▸ **TASK**
Pull out each line of the data that includes the word "test".

==== PROVIDED RECORDS ====

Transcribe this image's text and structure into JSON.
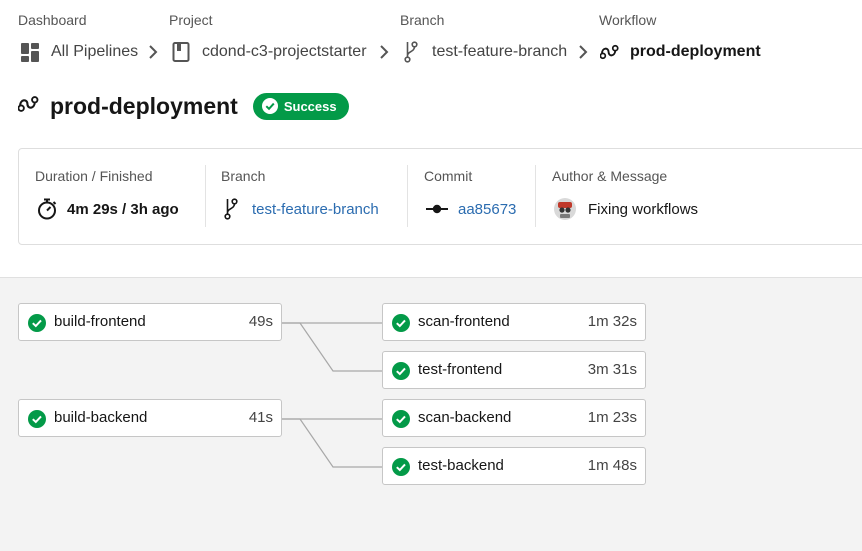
{
  "breadcrumb": {
    "items": [
      {
        "heading": "Dashboard",
        "label": "All Pipelines",
        "icon": "dashboard-icon"
      },
      {
        "heading": "Project",
        "label": "cdond-c3-projectstarter",
        "icon": "book-icon"
      },
      {
        "heading": "Branch",
        "label": "test-feature-branch",
        "icon": "git-branch-icon"
      },
      {
        "heading": "Workflow",
        "label": "prod-deployment",
        "icon": "workflow-icon"
      }
    ]
  },
  "workflow": {
    "title": "prod-deployment",
    "status": "Success",
    "status_color": "#039a48"
  },
  "details": {
    "duration_label": "Duration / Finished",
    "duration_value": "4m 29s / 3h ago",
    "branch_label": "Branch",
    "branch_value": "test-feature-branch",
    "commit_label": "Commit",
    "commit_value": "aa85673",
    "author_label": "Author & Message",
    "author_message": "Fixing workflows"
  },
  "jobs": [
    {
      "name": "build-frontend",
      "duration": "49s",
      "status": "success"
    },
    {
      "name": "build-backend",
      "duration": "41s",
      "status": "success"
    },
    {
      "name": "scan-frontend",
      "duration": "1m 32s",
      "status": "success"
    },
    {
      "name": "test-frontend",
      "duration": "3m 31s",
      "status": "success"
    },
    {
      "name": "scan-backend",
      "duration": "1m 23s",
      "status": "success"
    },
    {
      "name": "test-backend",
      "duration": "1m 48s",
      "status": "success"
    }
  ],
  "colors": {
    "success": "#039a48",
    "link": "#2b6cb0"
  }
}
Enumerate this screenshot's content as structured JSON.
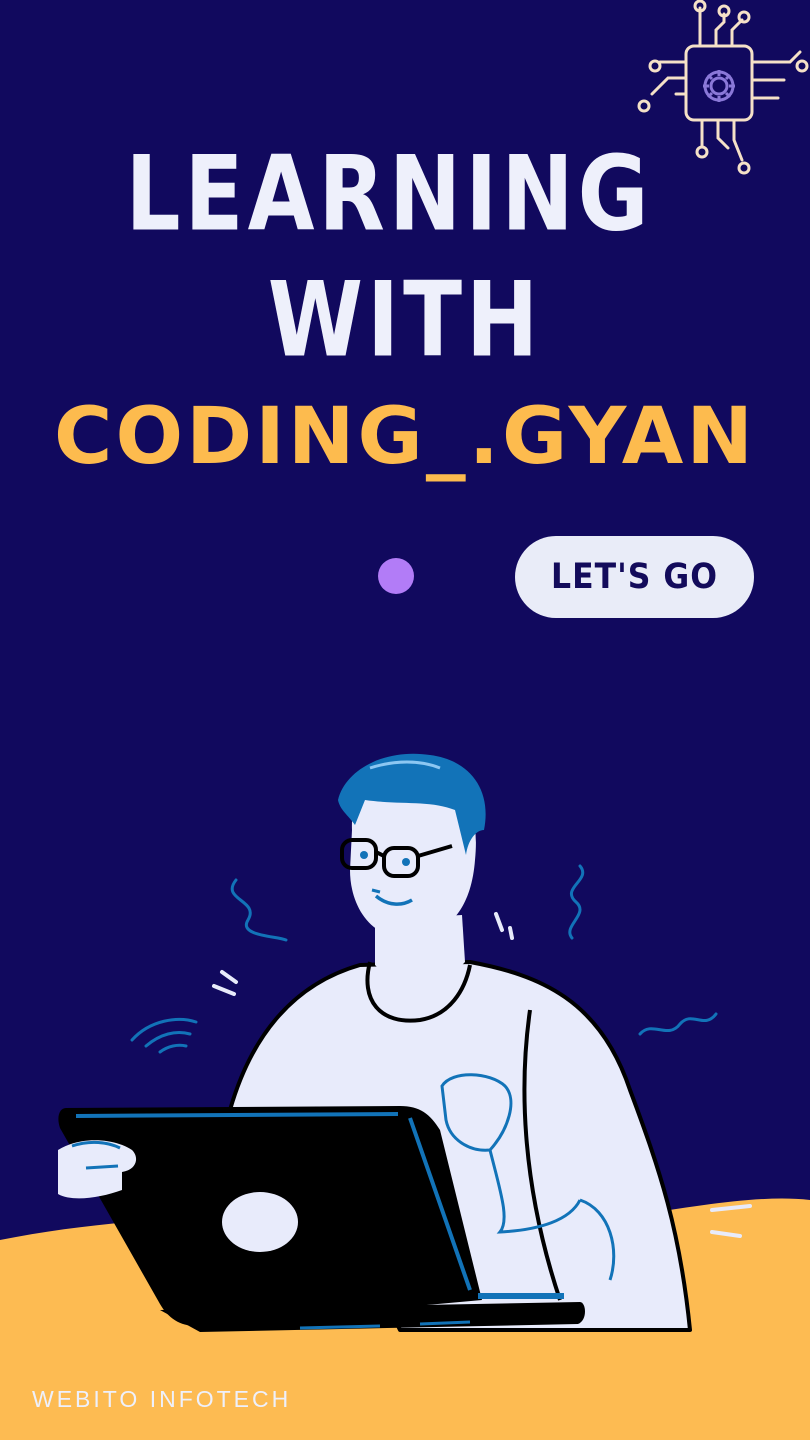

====

▸ **EXERCISE SOLUTION**
        "label": "test-feature-branch",
    "branch_value": "test-feature-branch",
      "name": "test-frontend",
      "name": "test-backend",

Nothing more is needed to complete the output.